- **PROVIDED DATA**:

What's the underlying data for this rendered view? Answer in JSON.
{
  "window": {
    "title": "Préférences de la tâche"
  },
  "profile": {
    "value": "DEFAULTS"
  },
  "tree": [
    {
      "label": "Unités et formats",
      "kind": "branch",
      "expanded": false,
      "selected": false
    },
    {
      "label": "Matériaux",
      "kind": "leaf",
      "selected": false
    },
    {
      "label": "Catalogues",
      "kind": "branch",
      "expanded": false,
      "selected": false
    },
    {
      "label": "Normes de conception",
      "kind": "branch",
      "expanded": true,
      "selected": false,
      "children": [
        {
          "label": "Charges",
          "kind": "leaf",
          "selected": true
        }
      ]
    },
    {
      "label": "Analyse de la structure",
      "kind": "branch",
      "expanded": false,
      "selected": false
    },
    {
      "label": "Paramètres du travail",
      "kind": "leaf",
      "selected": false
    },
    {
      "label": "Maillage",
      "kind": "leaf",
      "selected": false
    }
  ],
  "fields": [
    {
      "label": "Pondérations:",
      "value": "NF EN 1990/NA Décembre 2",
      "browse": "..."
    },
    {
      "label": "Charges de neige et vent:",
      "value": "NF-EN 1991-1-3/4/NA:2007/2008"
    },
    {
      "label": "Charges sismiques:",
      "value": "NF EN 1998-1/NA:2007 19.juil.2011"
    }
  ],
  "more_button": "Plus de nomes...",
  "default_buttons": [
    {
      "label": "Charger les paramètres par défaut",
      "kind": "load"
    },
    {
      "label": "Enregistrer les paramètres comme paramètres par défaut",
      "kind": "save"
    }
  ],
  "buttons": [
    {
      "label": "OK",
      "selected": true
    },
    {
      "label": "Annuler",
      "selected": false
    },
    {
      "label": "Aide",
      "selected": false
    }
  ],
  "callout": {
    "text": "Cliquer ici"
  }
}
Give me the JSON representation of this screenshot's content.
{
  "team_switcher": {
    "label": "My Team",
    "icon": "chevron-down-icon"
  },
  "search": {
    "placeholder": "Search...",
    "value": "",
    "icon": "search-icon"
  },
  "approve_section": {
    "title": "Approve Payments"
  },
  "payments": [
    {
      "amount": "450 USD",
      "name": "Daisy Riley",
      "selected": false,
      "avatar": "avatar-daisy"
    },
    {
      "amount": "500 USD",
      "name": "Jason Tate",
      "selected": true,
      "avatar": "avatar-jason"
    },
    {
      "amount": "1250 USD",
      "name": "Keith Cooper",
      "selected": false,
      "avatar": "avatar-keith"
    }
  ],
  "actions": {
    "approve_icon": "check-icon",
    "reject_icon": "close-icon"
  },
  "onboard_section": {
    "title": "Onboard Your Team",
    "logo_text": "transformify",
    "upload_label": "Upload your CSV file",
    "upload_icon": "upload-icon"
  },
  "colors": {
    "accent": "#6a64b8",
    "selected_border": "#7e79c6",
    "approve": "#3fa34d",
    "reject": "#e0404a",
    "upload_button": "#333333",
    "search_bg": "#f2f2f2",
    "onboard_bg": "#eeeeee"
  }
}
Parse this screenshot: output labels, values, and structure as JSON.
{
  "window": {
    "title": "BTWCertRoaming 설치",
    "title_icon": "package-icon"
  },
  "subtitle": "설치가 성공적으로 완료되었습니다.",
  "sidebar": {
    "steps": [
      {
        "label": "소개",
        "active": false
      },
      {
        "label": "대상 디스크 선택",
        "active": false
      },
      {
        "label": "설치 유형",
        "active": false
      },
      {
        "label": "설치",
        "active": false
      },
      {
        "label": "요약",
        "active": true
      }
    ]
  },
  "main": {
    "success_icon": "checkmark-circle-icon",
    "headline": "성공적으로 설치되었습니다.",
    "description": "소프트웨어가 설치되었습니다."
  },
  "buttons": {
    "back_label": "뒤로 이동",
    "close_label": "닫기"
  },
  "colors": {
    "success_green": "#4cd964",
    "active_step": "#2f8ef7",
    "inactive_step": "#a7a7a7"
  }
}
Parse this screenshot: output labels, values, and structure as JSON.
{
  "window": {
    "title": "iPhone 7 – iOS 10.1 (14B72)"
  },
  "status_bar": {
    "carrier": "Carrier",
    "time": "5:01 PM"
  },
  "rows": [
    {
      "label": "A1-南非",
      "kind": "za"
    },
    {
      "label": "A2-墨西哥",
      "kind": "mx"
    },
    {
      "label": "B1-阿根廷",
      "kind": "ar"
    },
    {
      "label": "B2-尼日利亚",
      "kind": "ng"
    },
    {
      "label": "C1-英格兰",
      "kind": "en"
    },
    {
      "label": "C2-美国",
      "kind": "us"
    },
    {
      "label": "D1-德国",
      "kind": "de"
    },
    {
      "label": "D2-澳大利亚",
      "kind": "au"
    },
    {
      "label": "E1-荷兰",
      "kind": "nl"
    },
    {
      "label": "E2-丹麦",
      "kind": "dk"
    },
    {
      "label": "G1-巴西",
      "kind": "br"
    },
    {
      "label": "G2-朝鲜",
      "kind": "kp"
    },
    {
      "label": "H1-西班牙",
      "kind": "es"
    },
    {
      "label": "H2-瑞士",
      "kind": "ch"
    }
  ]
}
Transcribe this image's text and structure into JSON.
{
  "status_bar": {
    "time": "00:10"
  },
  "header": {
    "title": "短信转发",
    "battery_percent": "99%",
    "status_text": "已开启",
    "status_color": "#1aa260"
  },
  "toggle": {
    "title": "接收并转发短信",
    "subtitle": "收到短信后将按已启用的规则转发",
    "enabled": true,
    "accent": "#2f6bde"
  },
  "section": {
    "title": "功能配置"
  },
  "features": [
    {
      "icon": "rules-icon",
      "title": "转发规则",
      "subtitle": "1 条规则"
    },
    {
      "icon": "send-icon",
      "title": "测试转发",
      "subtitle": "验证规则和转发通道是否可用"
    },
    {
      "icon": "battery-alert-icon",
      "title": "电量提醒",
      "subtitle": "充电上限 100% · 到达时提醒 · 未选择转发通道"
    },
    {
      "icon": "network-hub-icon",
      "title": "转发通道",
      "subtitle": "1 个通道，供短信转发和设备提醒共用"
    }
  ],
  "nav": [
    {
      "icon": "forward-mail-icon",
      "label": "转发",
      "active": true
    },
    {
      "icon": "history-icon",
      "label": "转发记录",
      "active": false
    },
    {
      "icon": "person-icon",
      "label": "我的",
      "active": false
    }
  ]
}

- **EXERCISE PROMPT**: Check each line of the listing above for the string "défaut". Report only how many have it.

- **SOLUTION FOR THIS EXERCISE**: 2